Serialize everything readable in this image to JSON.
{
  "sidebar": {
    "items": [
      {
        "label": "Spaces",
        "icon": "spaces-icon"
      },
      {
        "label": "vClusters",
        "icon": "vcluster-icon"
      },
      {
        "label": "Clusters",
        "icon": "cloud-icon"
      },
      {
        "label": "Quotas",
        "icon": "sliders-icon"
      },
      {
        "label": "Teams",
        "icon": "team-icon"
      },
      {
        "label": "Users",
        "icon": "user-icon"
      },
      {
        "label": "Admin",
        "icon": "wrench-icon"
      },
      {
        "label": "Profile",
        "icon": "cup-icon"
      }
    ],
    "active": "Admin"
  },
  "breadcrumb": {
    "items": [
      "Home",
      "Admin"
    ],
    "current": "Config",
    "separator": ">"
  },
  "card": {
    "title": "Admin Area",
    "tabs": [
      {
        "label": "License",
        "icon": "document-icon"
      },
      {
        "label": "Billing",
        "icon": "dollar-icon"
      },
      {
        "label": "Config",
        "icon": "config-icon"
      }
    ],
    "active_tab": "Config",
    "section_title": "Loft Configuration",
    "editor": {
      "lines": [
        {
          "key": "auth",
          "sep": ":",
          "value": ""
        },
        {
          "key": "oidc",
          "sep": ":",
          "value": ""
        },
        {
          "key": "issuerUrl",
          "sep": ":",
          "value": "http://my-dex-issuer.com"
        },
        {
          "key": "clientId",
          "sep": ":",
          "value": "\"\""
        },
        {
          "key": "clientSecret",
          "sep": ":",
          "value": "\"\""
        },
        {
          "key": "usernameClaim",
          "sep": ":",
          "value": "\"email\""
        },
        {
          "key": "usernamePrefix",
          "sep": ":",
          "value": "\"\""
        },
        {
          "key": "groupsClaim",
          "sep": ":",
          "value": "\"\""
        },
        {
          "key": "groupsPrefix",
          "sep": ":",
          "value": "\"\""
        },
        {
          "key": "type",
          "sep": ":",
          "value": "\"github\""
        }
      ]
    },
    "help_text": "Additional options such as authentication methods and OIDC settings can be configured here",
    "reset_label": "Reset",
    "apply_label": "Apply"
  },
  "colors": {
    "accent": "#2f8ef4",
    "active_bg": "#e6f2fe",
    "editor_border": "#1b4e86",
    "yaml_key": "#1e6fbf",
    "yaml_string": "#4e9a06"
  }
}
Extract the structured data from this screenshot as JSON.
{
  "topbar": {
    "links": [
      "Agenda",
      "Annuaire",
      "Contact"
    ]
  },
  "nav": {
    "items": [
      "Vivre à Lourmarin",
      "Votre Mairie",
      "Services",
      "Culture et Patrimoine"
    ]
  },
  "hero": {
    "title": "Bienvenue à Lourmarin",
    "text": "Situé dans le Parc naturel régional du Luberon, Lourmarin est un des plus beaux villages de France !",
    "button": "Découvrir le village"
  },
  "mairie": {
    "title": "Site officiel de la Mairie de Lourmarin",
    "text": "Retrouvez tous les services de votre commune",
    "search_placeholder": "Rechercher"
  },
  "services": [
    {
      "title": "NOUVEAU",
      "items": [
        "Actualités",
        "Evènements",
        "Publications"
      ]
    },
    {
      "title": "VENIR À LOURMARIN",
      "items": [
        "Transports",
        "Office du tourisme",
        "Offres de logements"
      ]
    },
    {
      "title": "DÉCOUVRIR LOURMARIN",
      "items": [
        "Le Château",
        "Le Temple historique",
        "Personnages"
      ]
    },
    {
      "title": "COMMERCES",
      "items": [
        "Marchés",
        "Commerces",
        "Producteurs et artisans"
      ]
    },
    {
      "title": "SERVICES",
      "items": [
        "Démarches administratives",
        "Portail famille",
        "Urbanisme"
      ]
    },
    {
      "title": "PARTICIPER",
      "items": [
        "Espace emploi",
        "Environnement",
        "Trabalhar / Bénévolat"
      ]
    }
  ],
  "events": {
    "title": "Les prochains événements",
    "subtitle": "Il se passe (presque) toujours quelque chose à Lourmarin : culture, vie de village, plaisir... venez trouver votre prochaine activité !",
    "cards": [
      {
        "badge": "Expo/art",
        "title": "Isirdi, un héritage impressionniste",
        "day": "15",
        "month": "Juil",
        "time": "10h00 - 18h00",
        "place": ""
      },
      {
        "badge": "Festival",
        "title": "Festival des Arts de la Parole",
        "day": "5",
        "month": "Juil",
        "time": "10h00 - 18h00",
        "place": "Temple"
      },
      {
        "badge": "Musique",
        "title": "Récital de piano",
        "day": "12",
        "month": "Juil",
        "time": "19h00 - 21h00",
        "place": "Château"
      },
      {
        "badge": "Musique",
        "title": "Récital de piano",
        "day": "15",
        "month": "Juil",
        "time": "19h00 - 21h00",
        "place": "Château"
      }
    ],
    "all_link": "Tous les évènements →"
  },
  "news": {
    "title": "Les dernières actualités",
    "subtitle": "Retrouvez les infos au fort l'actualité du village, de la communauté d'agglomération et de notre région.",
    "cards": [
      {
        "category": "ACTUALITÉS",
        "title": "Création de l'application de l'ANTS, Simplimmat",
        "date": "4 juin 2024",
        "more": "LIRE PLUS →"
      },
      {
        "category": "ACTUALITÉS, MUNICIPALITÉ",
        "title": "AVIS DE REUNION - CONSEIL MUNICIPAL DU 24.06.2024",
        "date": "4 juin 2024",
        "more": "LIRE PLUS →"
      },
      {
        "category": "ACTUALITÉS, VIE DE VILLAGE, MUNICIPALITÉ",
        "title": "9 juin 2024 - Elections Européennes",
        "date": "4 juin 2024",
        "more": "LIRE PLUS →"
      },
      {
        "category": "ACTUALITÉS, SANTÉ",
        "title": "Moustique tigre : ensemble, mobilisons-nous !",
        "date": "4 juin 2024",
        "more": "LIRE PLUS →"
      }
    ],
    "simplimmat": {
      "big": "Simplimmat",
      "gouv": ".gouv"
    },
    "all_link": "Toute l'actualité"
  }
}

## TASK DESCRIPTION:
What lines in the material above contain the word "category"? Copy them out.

## WRITTEN RESPONSE:
        "category": "ACTUALITÉS",
        "category": "ACTUALITÉS, MUNICIPALITÉ",
        "category": "ACTUALITÉS, VIE DE VILLAGE, MUNICIPALITÉ",
        "category": "ACTUALITÉS, SANTÉ",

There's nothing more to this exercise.